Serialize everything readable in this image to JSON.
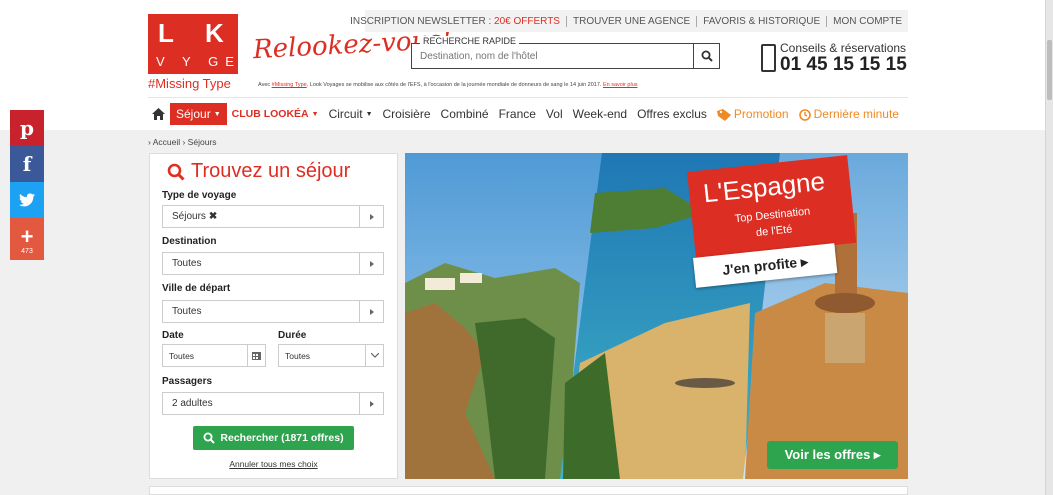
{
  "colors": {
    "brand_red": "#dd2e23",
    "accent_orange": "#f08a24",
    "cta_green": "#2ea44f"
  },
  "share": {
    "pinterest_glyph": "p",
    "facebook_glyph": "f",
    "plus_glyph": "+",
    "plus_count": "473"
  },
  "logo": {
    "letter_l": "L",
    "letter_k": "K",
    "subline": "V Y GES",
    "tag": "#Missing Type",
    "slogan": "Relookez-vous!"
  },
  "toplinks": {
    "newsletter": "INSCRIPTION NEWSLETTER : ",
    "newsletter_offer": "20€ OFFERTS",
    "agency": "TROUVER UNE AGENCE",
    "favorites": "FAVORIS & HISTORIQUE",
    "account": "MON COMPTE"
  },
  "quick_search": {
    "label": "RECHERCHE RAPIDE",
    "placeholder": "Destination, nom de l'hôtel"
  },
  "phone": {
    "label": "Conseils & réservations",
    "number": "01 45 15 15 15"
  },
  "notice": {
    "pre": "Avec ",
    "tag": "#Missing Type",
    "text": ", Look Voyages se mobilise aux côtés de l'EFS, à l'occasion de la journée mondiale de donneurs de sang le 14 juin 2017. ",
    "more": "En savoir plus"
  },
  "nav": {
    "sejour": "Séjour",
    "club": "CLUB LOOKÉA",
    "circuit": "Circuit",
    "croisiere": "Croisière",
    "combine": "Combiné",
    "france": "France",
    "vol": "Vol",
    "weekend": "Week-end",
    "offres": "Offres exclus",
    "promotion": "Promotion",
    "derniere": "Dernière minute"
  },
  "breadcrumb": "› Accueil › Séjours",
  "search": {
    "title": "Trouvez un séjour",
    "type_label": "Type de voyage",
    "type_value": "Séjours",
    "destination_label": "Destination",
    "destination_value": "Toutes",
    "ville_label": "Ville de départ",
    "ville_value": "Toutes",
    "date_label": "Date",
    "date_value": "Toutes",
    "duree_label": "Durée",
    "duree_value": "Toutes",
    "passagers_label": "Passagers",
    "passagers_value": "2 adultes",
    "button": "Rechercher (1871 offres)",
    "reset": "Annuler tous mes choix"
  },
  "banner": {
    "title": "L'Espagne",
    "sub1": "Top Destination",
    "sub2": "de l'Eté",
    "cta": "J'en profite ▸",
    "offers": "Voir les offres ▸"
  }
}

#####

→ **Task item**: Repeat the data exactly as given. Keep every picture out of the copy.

→ **Reply**:
Serialize everything readable in this image to JSON.
{
  "colors": {
    "brand_red": "#dd2e23",
    "accent_orange": "#f08a24",
    "cta_green": "#2ea44f"
  },
  "share": {
    "pinterest_glyph": "p",
    "facebook_glyph": "f",
    "plus_glyph": "+",
    "plus_count": "473"
  },
  "logo": {
    "letter_l": "L",
    "letter_k": "K",
    "subline": "V Y GES",
    "tag": "#Missing Type",
    "slogan": "Relookez-vous!"
  },
  "toplinks": {
    "newsletter": "INSCRIPTION NEWSLETTER : ",
    "newsletter_offer": "20€ OFFERTS",
    "agency": "TROUVER UNE AGENCE",
    "favorites": "FAVORIS & HISTORIQUE",
    "account": "MON COMPTE"
  },
  "quick_search": {
    "label": "RECHERCHE RAPIDE",
    "placeholder": "Destination, nom de l'hôtel"
  },
  "phone": {
    "label": "Conseils & réservations",
    "number": "01 45 15 15 15"
  },
  "notice": {
    "pre": "Avec ",
    "tag": "#Missing Type",
    "text": ", Look Voyages se mobilise aux côtés de l'EFS, à l'occasion de la journée mondiale de donneurs de sang le 14 juin 2017. ",
    "more": "En savoir plus"
  },
  "nav": {
    "sejour": "Séjour",
    "club": "CLUB LOOKÉA",
    "circuit": "Circuit",
    "croisiere": "Croisière",
    "combine": "Combiné",
    "france": "France",
    "vol": "Vol",
    "weekend": "Week-end",
    "offres": "Offres exclus",
    "promotion": "Promotion",
    "derniere": "Dernière minute"
  },
  "breadcrumb": "› Accueil › Séjours",
  "search": {
    "title": "Trouvez un séjour",
    "type_label": "Type de voyage",
    "type_value": "Séjours",
    "destination_label": "Destination",
    "destination_value": "Toutes",
    "ville_label": "Ville de départ",
    "ville_value": "Toutes",
    "date_label": "Date",
    "date_value": "Toutes",
    "duree_label": "Durée",
    "duree_value": "Toutes",
    "passagers_label": "Passagers",
    "passagers_value": "2 adultes",
    "button": "Rechercher (1871 offres)",
    "reset": "Annuler tous mes choix"
  },
  "banner": {
    "title": "L'Espagne",
    "sub1": "Top Destination",
    "sub2": "de l'Eté",
    "cta": "J'en profite ▸",
    "offers": "Voir les offres ▸"
  }
}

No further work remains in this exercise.